How Does Sugar Affect Your Body? It's Scary!

Still ordering those skinny pumpkin spice lattes? Turns out you should probably be holding the sugary syrup flavor rather than the fat. Halloween is almost here so here is some scary news: sugar is the big issue with weight gain and health issues, not fat.

How does sugar affect the body?

The Brain:
When you consume sugar, dopamine is released in your brain (that hormone that makes you feel all warm and fuzzy). This hormone may sound familiar, as it's the same pleasure feeling that is triggered through exercise, sex, and from taking drugs. Drug addicts lose their sensitivity to their drug of choice over time, and need to up their intake to get the same rush.

Frighteningly, sugar works in the same way. The more sugar you consume, the less sensitive you become to it - and in turn the more you crave.

The Blood:
When you consume something full of sugar it results in a domino effect (no pun intended). First your blood sugar levels spike, then dopamine is released along with insulin. Insulin is what signals to your cells to store the sugar as fat. 

Soon after, you experience a sugar crash and crave more to find that balance again. The crash is what occurs when sugar levels in the blood drop. You feel tired and cranky, and reach for another sugary food or drink.

The Body:
Since our cells yield the highest amount of energy from fat, they store what isn't being burned off through exercise. This means any added fat from sugar gets converted into fat cells!

Why do we crave sugar if its so bad for us?

Our bodies follow the chemical processes above all on their own, but our desire for sugar can be traced back to our caveman days. According to the documentary Hungry for Change, sugar from fruit was found very infrequently. Since fat storage meant survival, we evolved with the desire to consume as much of it as possible on the occasion that we found sugary fruit. (Side note: yes, fruit sugar is still sugar, although when eating fruit you also consume fiber which helps it to move through your system. Fruit juice lacks the fiber and includes a higher concentration of sugar!)

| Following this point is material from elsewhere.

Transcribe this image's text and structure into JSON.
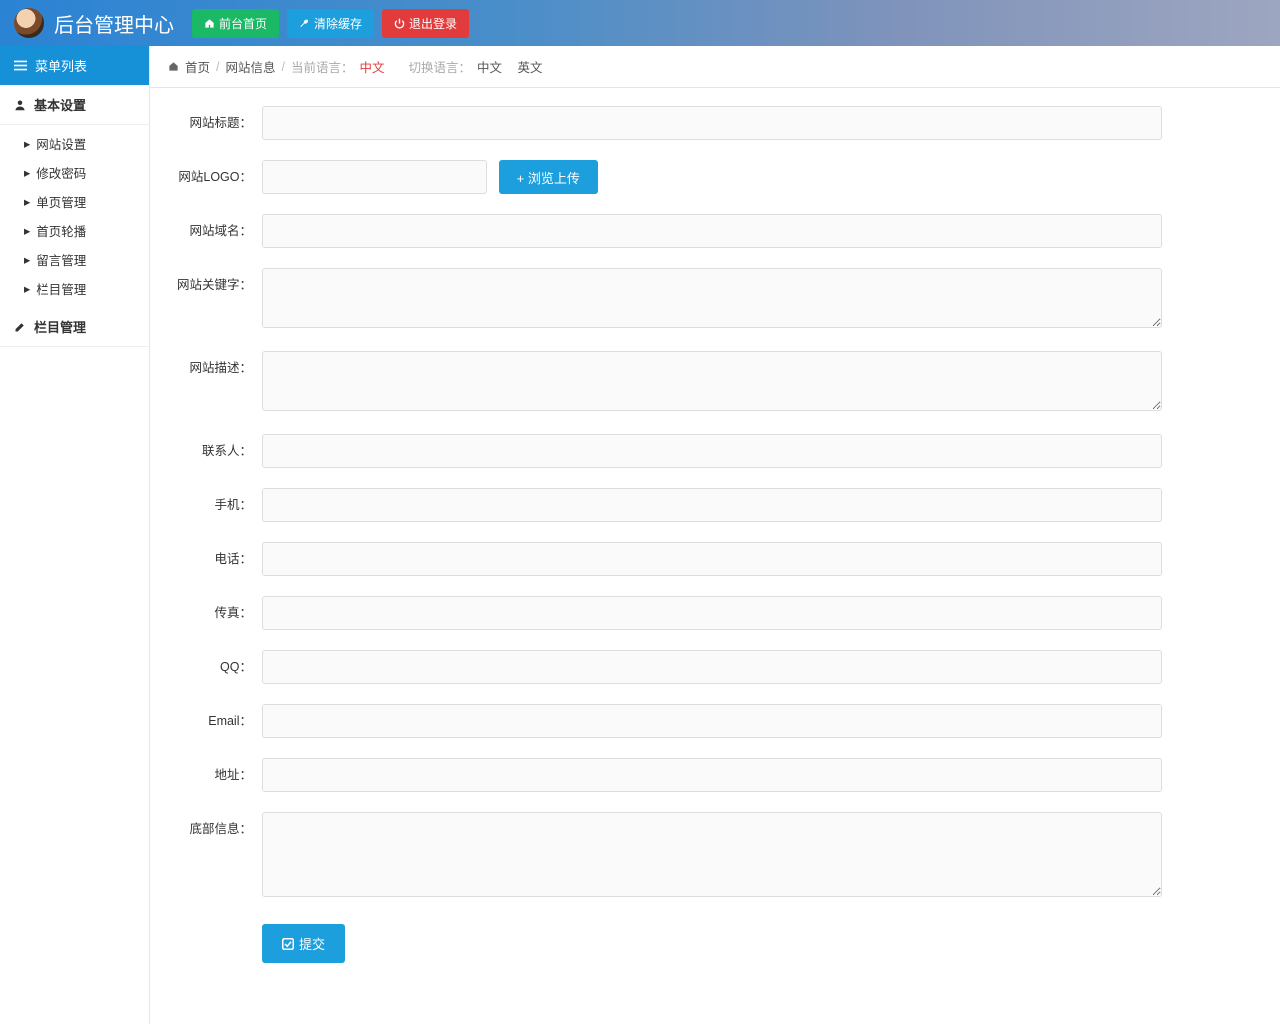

Over the past 100-years, the way that we eat has greatly changed. Food is in abundance can be processed and stored for long periods of time. Sugar is everywhere and in everything, from salad dressings to sauces, and from cereals to granola bars. Yet our body chemistry has not changed and it still processes sugar the same way as it always did.

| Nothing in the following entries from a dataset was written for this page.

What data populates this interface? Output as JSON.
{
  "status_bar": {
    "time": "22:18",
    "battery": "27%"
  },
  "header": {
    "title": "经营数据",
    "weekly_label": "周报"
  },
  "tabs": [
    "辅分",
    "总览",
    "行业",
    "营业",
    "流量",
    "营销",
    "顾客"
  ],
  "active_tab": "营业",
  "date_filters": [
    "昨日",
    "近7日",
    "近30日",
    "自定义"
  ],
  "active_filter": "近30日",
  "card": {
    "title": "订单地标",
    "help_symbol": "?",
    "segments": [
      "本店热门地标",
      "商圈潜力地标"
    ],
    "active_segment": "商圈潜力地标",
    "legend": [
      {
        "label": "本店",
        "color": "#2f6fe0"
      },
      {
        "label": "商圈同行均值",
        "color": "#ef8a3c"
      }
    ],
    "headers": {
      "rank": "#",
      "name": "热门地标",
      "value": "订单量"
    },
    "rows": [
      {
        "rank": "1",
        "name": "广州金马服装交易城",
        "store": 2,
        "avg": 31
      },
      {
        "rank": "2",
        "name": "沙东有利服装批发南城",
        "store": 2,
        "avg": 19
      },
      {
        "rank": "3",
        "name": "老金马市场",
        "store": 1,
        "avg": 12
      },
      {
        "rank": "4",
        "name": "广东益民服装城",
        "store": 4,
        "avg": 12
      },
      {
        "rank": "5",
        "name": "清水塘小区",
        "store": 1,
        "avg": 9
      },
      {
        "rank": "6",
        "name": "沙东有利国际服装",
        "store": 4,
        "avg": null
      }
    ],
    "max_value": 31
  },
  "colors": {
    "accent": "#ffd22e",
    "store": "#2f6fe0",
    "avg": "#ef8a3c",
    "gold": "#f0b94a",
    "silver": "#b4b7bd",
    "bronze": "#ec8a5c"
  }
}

How do we break the sugar cycle?

Ultimately the best way to break bad sugar habits is through awareness. Sugar hides in all kinds of products, and seeking it out is a great first step. Once you begin to reduce your intake you'll feel more sensitive to small amounts, and that means you're on the right track to better health! Ready for a healthy Halloween? We can help make yours a little less scary.


[Credit: Dr. Long Gillespie, Darria. The Shocking Truth About Sugar. Huffington Post.]